    Most houses are not designed or constructed to withstand fires in Code Red conditions. 

    Defending your home is very risky. You could die or be seriously injured.

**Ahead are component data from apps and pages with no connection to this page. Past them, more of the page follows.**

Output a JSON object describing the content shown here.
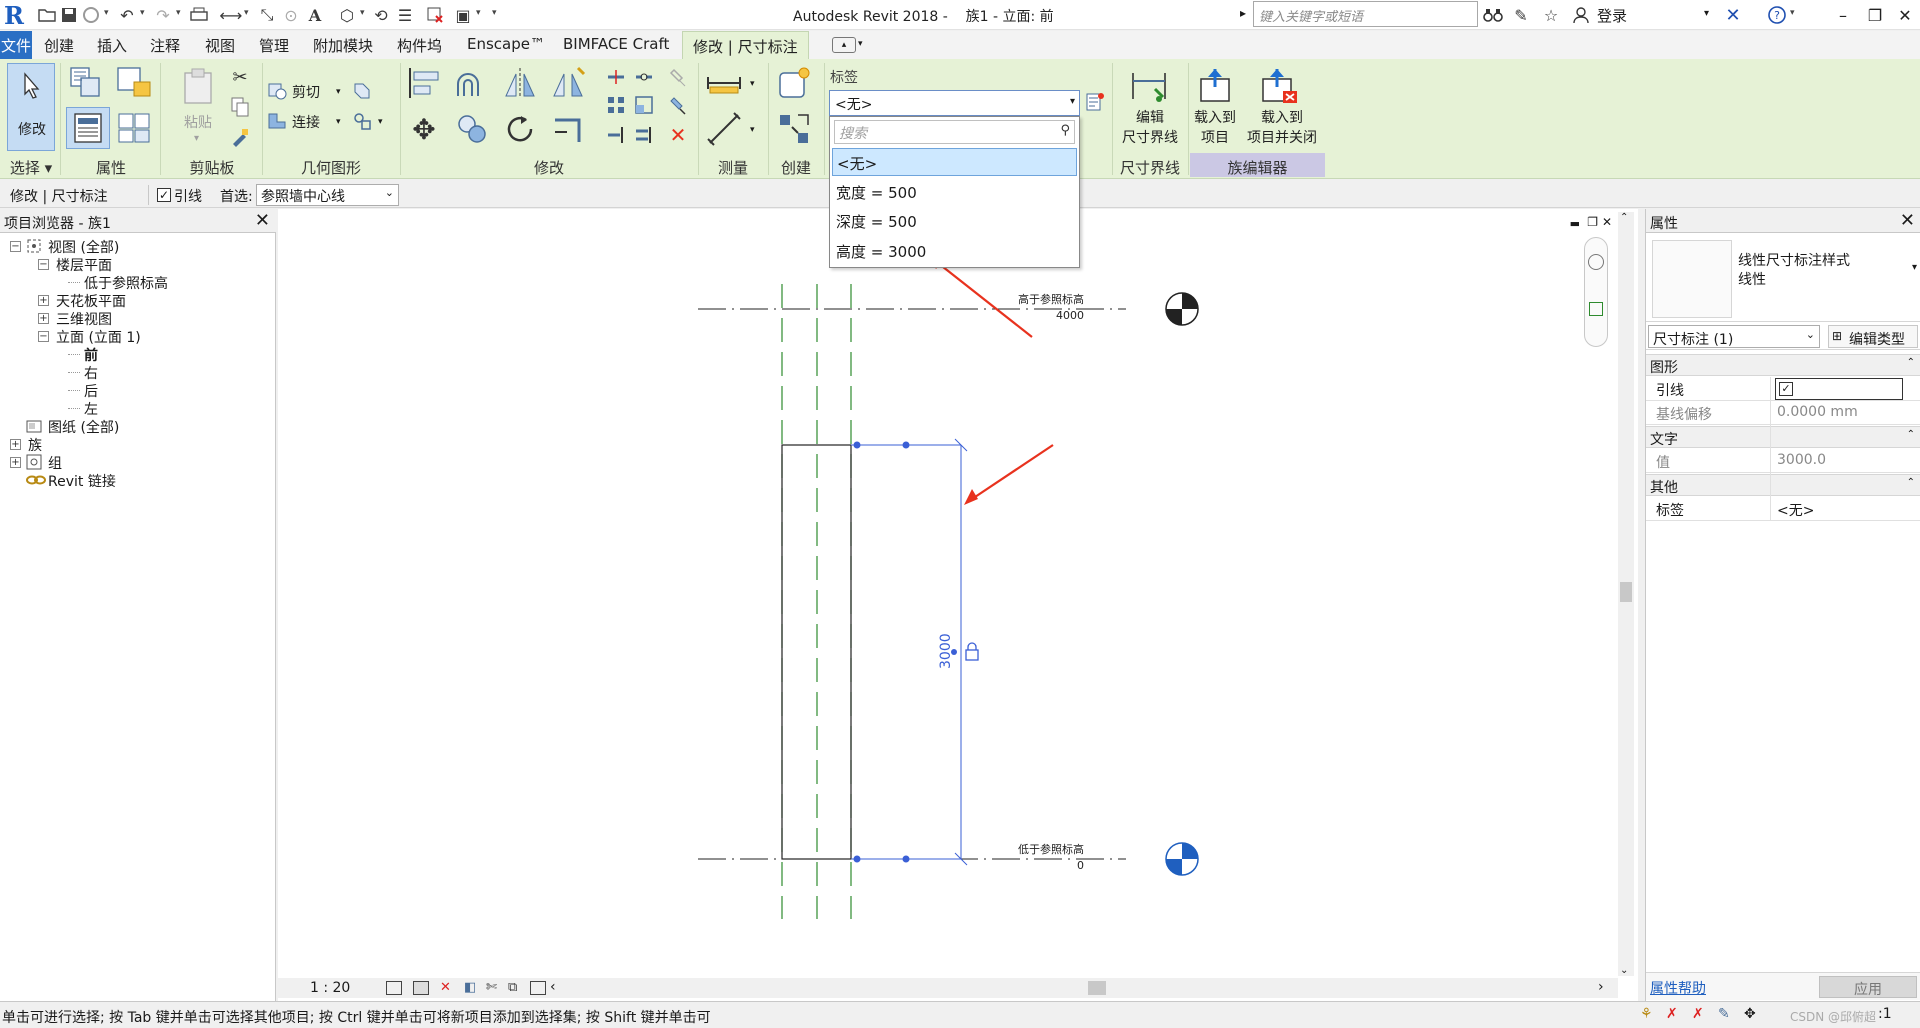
{
  "titlebar": {
    "title": "Autodesk Revit 2018 -    族1 - 立面: 前",
    "search_placeholder": "键入关键字或短语",
    "login": "登录"
  },
  "menu": {
    "file": "文件",
    "tabs": [
      "创建",
      "插入",
      "注释",
      "视图",
      "管理",
      "附加模块",
      "构件坞",
      "Enscape™",
      "BIMFACE Craft",
      "修改 | 尺寸标注"
    ]
  },
  "ribbon": {
    "modify_label": "修改",
    "select_label": "选择 ▾",
    "panels": {
      "properties": "属性",
      "clipboard": "剪贴板",
      "geometry": "几何图形",
      "modify": "修改",
      "measure": "测量",
      "create": "创建",
      "label_panel": "标签",
      "dimension_extension": "尺寸界线",
      "family_editor": "族编辑器"
    },
    "paste": "粘贴",
    "cut": "剪切",
    "join": "连接",
    "edit_witness_line_1": "编辑",
    "edit_witness_line_2": "尺寸界线",
    "load_into_project_1": "载入到",
    "load_into_project_2": "项目",
    "load_and_close_1": "载入到",
    "load_and_close_2": "项目并关闭"
  },
  "label_dropdown": {
    "value": "<无>",
    "search_placeholder": "搜索",
    "options": [
      "<无>",
      "宽度 = 500",
      "深度 = 500",
      "高度 = 3000"
    ],
    "selected_index": 0
  },
  "options_bar": {
    "context": "修改 | 尺寸标注",
    "leader_label": "引线",
    "leader_checked": true,
    "prefer_label": "首选:",
    "prefer_value": "参照墙中心线"
  },
  "project_browser": {
    "title": "项目浏览器 - 族1",
    "items": [
      {
        "label": "视图 (全部)",
        "toggle": "−"
      },
      {
        "label": "楼层平面",
        "toggle": "−"
      },
      {
        "label": "低于参照标高",
        "toggle": ""
      },
      {
        "label": "天花板平面",
        "toggle": "+"
      },
      {
        "label": "三维视图",
        "toggle": "+"
      },
      {
        "label": "立面 (立面 1)",
        "toggle": "−"
      },
      {
        "label": "前",
        "toggle": ""
      },
      {
        "label": "右",
        "toggle": ""
      },
      {
        "label": "后",
        "toggle": ""
      },
      {
        "label": "左",
        "toggle": ""
      },
      {
        "label": "图纸 (全部)",
        "toggle": ""
      },
      {
        "label": "族",
        "toggle": "+"
      },
      {
        "label": "组",
        "toggle": "+"
      },
      {
        "label": "Revit 链接",
        "toggle": ""
      }
    ]
  },
  "drawing": {
    "top_level_name": "高于参照标高",
    "top_level_value": "4000",
    "bottom_level_name": "低于参照标高",
    "bottom_level_value": "0",
    "dimension_value": "3000",
    "scale": "1 : 20"
  },
  "properties": {
    "title": "属性",
    "type_name_1": "线性尺寸标注样式",
    "type_name_2": "线性",
    "selector": "尺寸标注 (1)",
    "edit_type": "编辑类型",
    "groups": {
      "graphics": "图形",
      "text": "文字",
      "other": "其他"
    },
    "rows": {
      "leader_label": "引线",
      "leader_checked": true,
      "baseline_offset_label": "基线偏移",
      "baseline_offset_value": "0.0000 mm",
      "value_label": "值",
      "value_value": "3000.0",
      "label_label": "标签",
      "label_value": "<无>"
    },
    "help_link": "属性帮助",
    "apply": "应用"
  },
  "status": {
    "text": "单击可进行选择; 按 Tab 键并单击可选择其他项目; 按 Ctrl 键并单击可将新项目添加到选择集; 按 Shift 键并单击可",
    "filter_count": ":1",
    "watermark": "CSDN @邱俯超"
  },
  "colors": {
    "ribbon_bg": "#e6f2d6",
    "accent_blue": "#2a6fc4",
    "annotation_red": "#e8321e",
    "reference_green": "#2e8b2e",
    "dimension_blue": "#3a5fd6"
  }
}
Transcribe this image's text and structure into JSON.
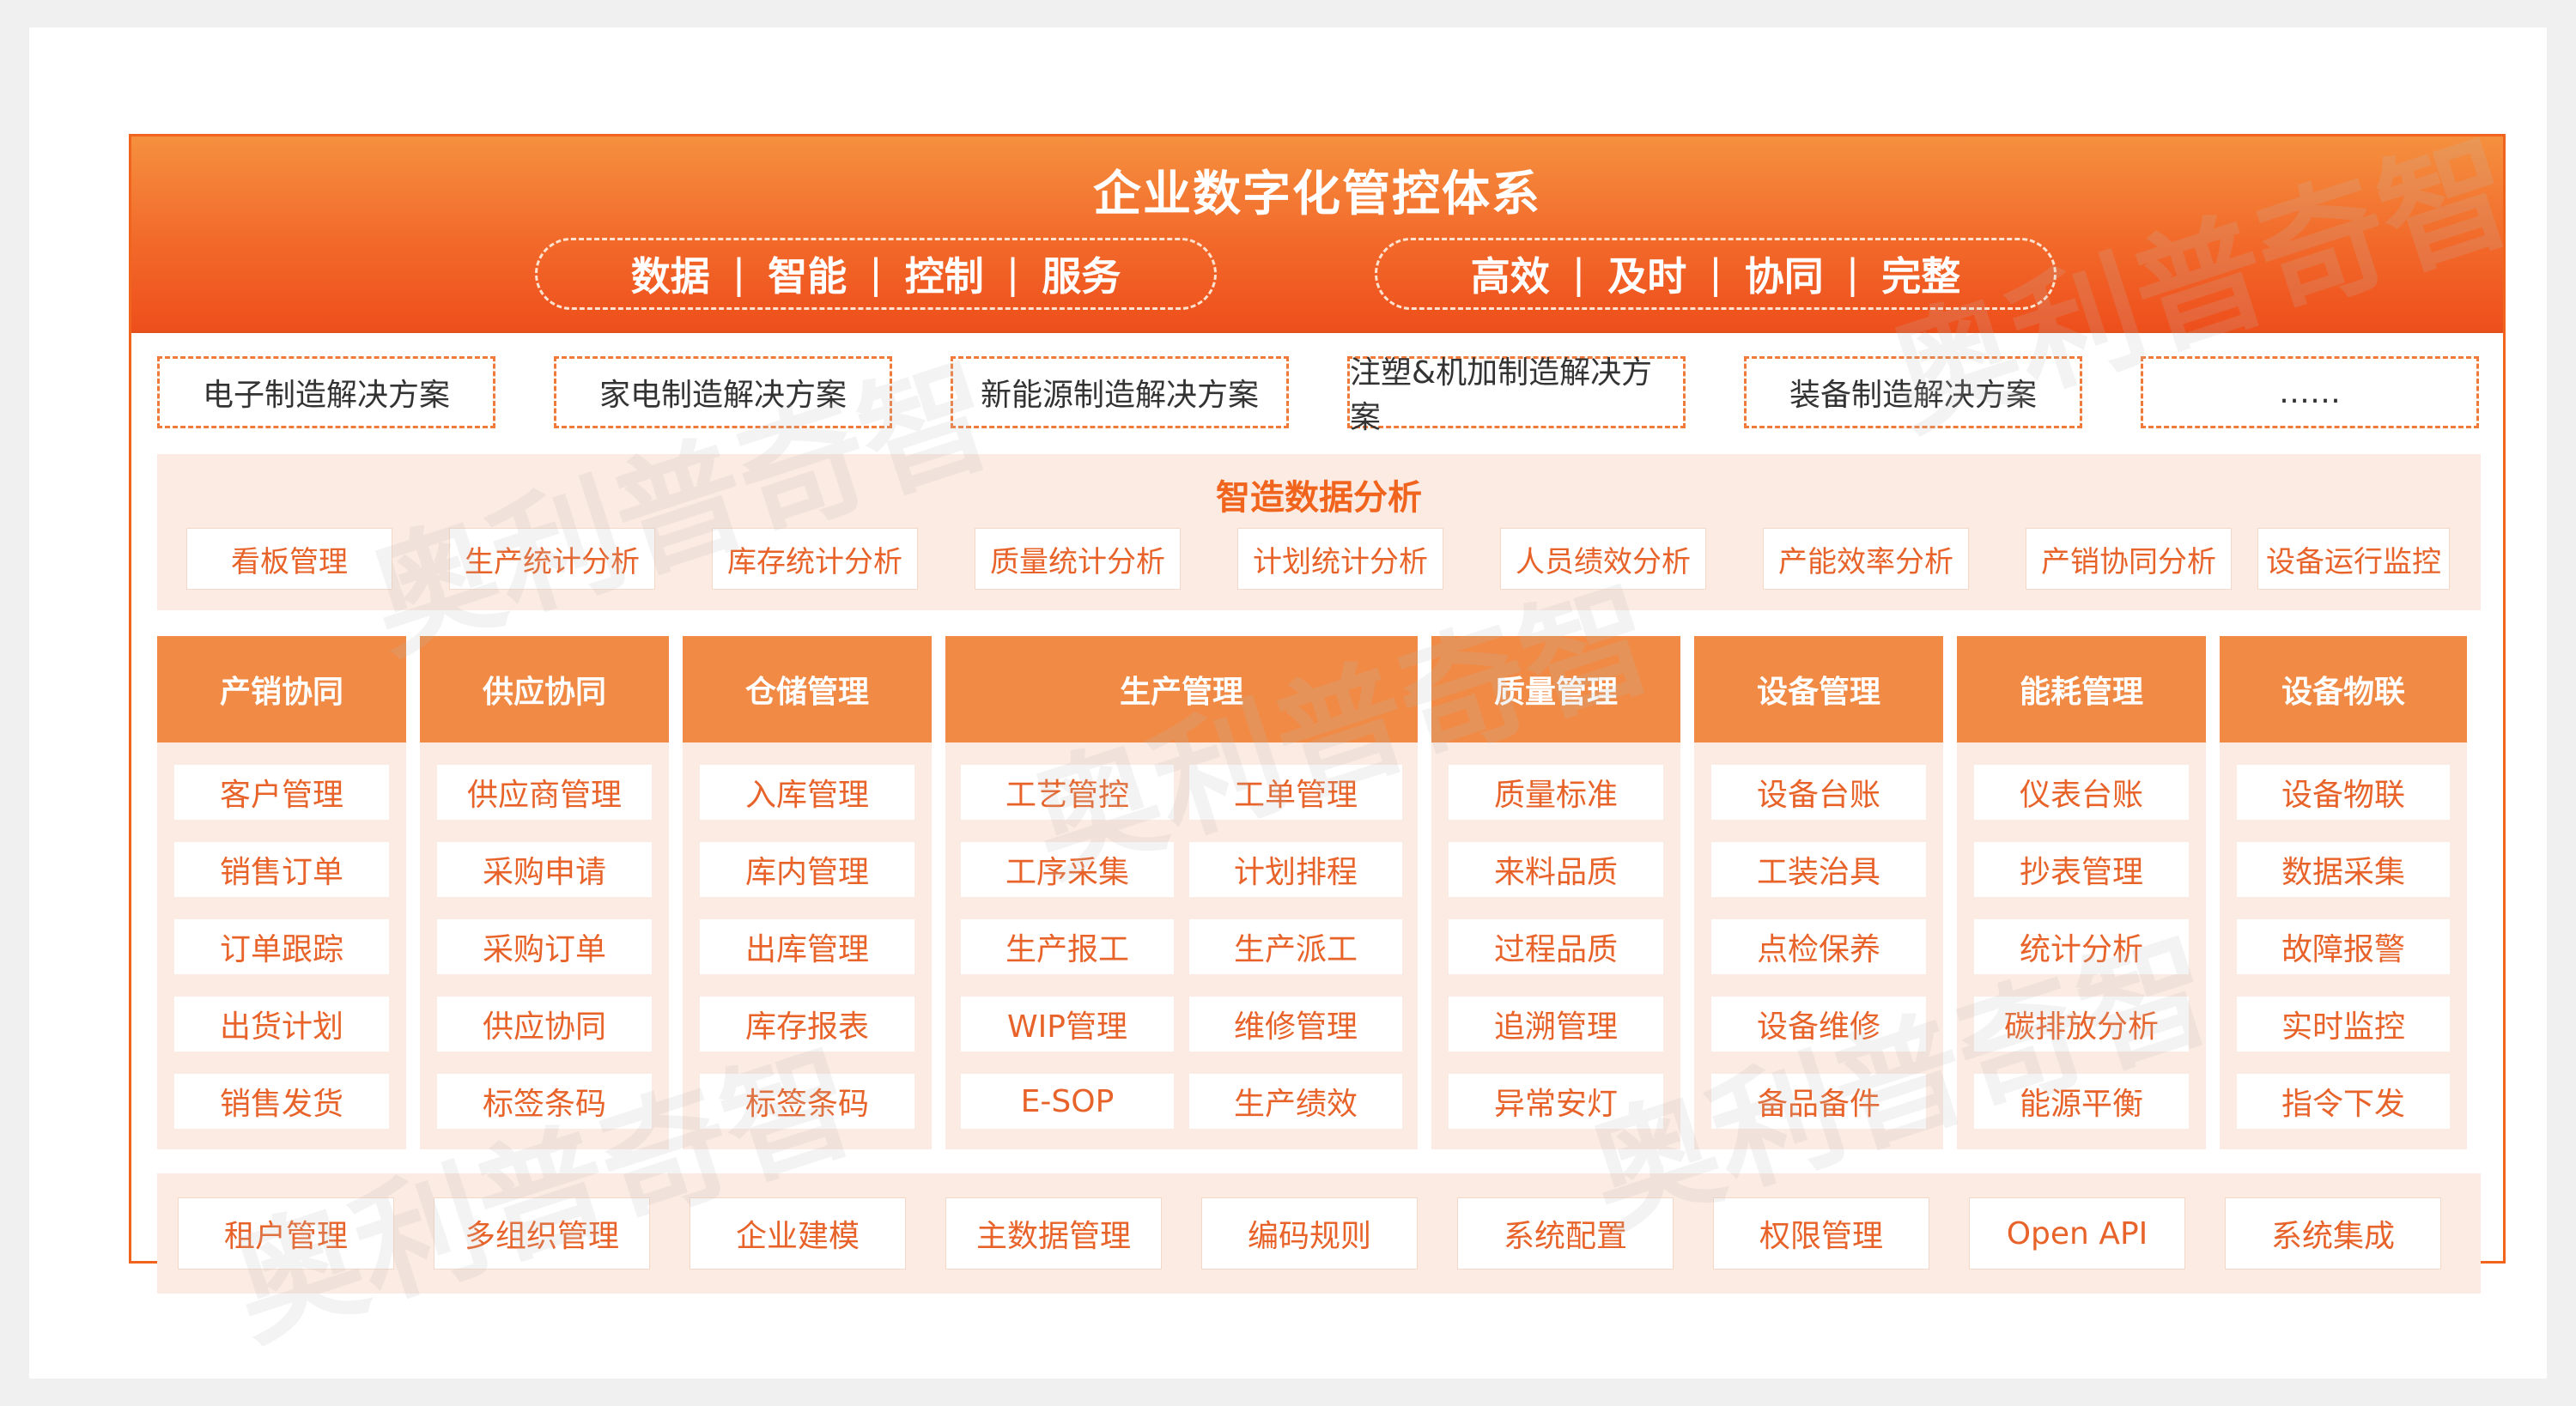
{
  "header": {
    "title": "企业数字化管控体系",
    "left_keywords": [
      "数据",
      "智能",
      "控制",
      "服务"
    ],
    "right_keywords": [
      "高效",
      "及时",
      "协同",
      "完整"
    ],
    "separator": "|"
  },
  "solutions": [
    "电子制造解决方案",
    "家电制造解决方案",
    "新能源制造解决方案",
    "注塑&机加制造解决方案",
    "装备制造解决方案",
    "……"
  ],
  "analysis": {
    "title": "智造数据分析",
    "items": [
      "看板管理",
      "生产统计分析",
      "库存统计分析",
      "质量统计分析",
      "计划统计分析",
      "人员绩效分析",
      "产能效率分析",
      "产销协同分析",
      "设备运行监控"
    ]
  },
  "modules": [
    {
      "title": "产销协同",
      "items": [
        "客户管理",
        "销售订单",
        "订单跟踪",
        "出货计划",
        "销售发货"
      ]
    },
    {
      "title": "供应协同",
      "items": [
        "供应商管理",
        "采购申请",
        "采购订单",
        "供应协同",
        "标签条码"
      ]
    },
    {
      "title": "仓储管理",
      "items": [
        "入库管理",
        "库内管理",
        "出库管理",
        "库存报表",
        "标签条码"
      ]
    },
    {
      "title": "生产管理",
      "items": [
        "工艺管控",
        "工单管理",
        "工序采集",
        "计划排程",
        "生产报工",
        "生产派工",
        "WIP管理",
        "维修管理",
        "E-SOP",
        "生产绩效"
      ]
    },
    {
      "title": "质量管理",
      "items": [
        "质量标准",
        "来料品质",
        "过程品质",
        "追溯管理",
        "异常安灯"
      ]
    },
    {
      "title": "设备管理",
      "items": [
        "设备台账",
        "工装治具",
        "点检保养",
        "设备维修",
        "备品备件"
      ]
    },
    {
      "title": "能耗管理",
      "items": [
        "仪表台账",
        "抄表管理",
        "统计分析",
        "碳排放分析",
        "能源平衡"
      ]
    },
    {
      "title": "设备物联",
      "items": [
        "设备物联",
        "数据采集",
        "故障报警",
        "实时监控",
        "指令下发"
      ]
    }
  ],
  "platform": [
    "租户管理",
    "多组织管理",
    "企业建模",
    "主数据管理",
    "编码规则",
    "系统配置",
    "权限管理",
    "Open API",
    "系统集成"
  ],
  "watermark": "奥利普奇智",
  "colors": {
    "accent": "#f0641e",
    "header_light": "#f5903f",
    "band_bg": "#fcebe2",
    "column_head": "#f08a45"
  }
}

    • Only consider planning to stay and defend your property if you have carefully assessed your risk and understand the likely local fire behaviour particularly on days of high, severe, extreme and code red fire rated danger; and
    • if you are fully prepared and can actively defend your home. Defending a house requires at least two fit and determined adults who are physically and mentally prepared to work long and hard in arduous and difficult conditions. It also requires at least 10,000 litres of water, protective clothing, and appropriate fire fighting hoses and pumps. 
    • If you have not been able to leave the area or your planned and prepared choice is to stay and defend your home, it is critical that you access your bunker before the fire front arrives. Making a late dash is potentially deadly.
    • Your home will be at risk while you are sheltering in your bunker but your life safety must be your highest priority. Monitoring the outside fire activity to enable a safe exit from the bunker after the passing of the fire will allow you to resume your home defence. 
    • Anyone defending a property or using a bunker as a last resort option must be wearing protective clothing, long pants, long-sleeved shirts and sturdy shoes such as leather boots (not sandals or runners). Clothes should be loose fitting and made from natural fibres like pure wool, heavy cotton drill or denim. Survival in a bunker is not dependent on these clothing but essential when exiting the bunker into the fire impacted environment.
    • Detailed information on the resources required to defend a property as well as planning tools are available in CFA's Fire Ready Kit.

    While it is not possible to practise using a bunker under bushfire conditions, it is critical that you and your family practice fire drills under a range of bushfire scenarios before each bushfire season.

    • Bunker fire drills should be practised during daylight hours and at night. Night training should be undertaken on non-moonlight nights to help simulate the darkness that will be experienced in a bushfire event.
    • Practice drills should involve staying in the closed bunker for 1 hour. 

    Physical and emotional stress

    Bushfires are frightening and stressful. Understanding what to expect and being well-planned and confident about what you will do can help you to cope.

    Preparing yourself mentally is very important. In a bushfire you will need to stay focused and make critical decisions under stress. Understand how you can prepare yourself psychologically for an emergency situation.

    The first and vitally important part of psychological preparation for a bushfire event is to be physically prepared with a bushfire survival plan that everyone in your household understands and has agreed to.

    Leaving early is always the safest option

    In high-risk areas, leaving early is the safest option especially on Code Red days. Do not wait and see.

    Know your trigger to leave – make a decision about when you will leave, where you will go, how you will get there, when you will return and what you will do if you cannot leave. 

    Ensure you are certain that the journey to your chosen safe destination is open and safe to travel at this time.

    If you are not prepared to the highest level, leaving high-risk bushfire areas before there is any chance of fire activity at or along your travel path is your safest option!

    • Children, the elderly, or people with special needs should be well away from the threat. The safest option is to leave early.
    • Everyone should have a Bushfire Survival Plan and should practise it. 
    • A bunker should be incorporated within your bushfire survival plan, as plan B, if it is no longer safe to leave the area, and you are faced with imminent impact from fire.
    Back to top